Obscura: Poems by Frank Paino
Cleveland Arts Prize winner Frank Paino’s just-published collection of poems, Obscura (Orison Books, May 2020), offers a precise and sensual look at death and dying. It is an accident of timing that this mortality-focused book debuts in the midst of a pandemic, but (never fear), it’s a happy accident in that it traces both contemporary and past encounters without flinching.
A fascination with what’s terrible, with what keeps us awake, illuminates its 35 poems, works based on historic tragedies, martyrdom and even recent news items.
As poet Nickole Brown writes in an insightful introduction, “With all of the lush but haunted eroticism of his previous work, Frank moves away from personal narrative to investigate the lives (and more often the deaths) of others … [a] collection that weaves a tapestry as macabre as it is achingly sorrowful. . . . With an unflinching eye, these poems peer into glass coffins, formaldehyde-filled jars, and photographs of horrific scenes—they crouch among the dank silence of catacombs and reliquaries and ruins—all to hear what the dead might have to say.”
Eliciting the same fascination one might feel watching a horror film unfold, some poems illuminate tragic events largely forgotten. One concerns the 1904 sinking of the steamer General Slocum just off New York City’s East River. Over 1,400 men, women, and children on their way to an annual neighborhood picnic drowned. The poet envisions “the white blooms/of petticoats, bonnets, child-sized blankets, opened/against the liquid blue, as if a throng of revelers/had just passed through the gates of hell,/casting handfuls of pale roses as they went” (“Hell’s Gate”). It is hard to unsee the terrible loss.

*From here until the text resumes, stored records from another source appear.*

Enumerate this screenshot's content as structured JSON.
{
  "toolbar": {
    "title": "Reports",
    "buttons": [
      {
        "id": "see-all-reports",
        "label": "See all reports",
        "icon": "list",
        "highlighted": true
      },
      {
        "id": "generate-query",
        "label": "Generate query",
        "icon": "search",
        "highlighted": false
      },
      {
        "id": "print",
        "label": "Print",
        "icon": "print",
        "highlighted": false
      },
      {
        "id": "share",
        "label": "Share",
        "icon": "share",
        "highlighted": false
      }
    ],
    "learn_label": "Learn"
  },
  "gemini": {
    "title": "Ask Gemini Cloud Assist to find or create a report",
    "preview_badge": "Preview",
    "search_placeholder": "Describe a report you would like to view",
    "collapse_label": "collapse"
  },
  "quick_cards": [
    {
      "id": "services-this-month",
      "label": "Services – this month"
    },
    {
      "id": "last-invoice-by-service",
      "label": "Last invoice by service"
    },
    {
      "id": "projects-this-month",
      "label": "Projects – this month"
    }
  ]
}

Not all are tragic. Sometimes we consider curious speculations, as when we are invited to contemplate whether or not Maria Callas had a tapeworm (“Maria Callas’s Tapeworm”). Other times we travel, for example, to Philadelphia’s historic Mutter Museum of photographs and exhibits that document death in “their brass and polished cases hung with human grief” (“Swallow”).
And the tragedy isn’t always for humans. In “Laika,” the poet describes the fate of the Moscow stray dog sent into orbit. She dies, “Fevered. Frantic. Blood-boiled./Six-hundred miles between herself and/solid ground.”
My personal favorite, “Armageddon,” imagines ultimate destruction eons ahead: “It will start at the edge of the universe,/when the thrust of that ancient, unthinkable force,/finally spent, shudders to a halt in the airless dark.” And as it reaches earth “each face will lift to watch the sun/tear off its robes of fire, setting the earth alight,/and in those last breathless seconds, we may finally/turn, each to the other, and forgive everything.”
I cannot help but recall William Butler Yeats’ unadorned tombstone, and the epitaph he composed: “Cast a cold eye/ On life, on death. /Horseman, pass by!”
The poems collected in Obscura exemplify one fine way of following Yeats’ orders. These poems avoid sentimentality, but illuminate beauty, love, and truth as they flicker, pinned in the light of the poet’s gaze.
Side note: Frank Paino’s first two volumes of poetry were published by Cleveland State University Press: The Rapture of Matter (1991) and Out of Eden (1997). He has received awards for his work, including a 2016 Individual Excellence Award from the Ohio Arts Council, a Pushcart Prize, and the Cleveland Arts Prize in Literature. His poems have appeared in Antioch Review, Catamaran, Crazyhorse, The Gettysburg Review, Green Mountains Review, The Kenyon Review, North American Review, Prairie Schooner, Quarterly West, and World Literature Today, among other places.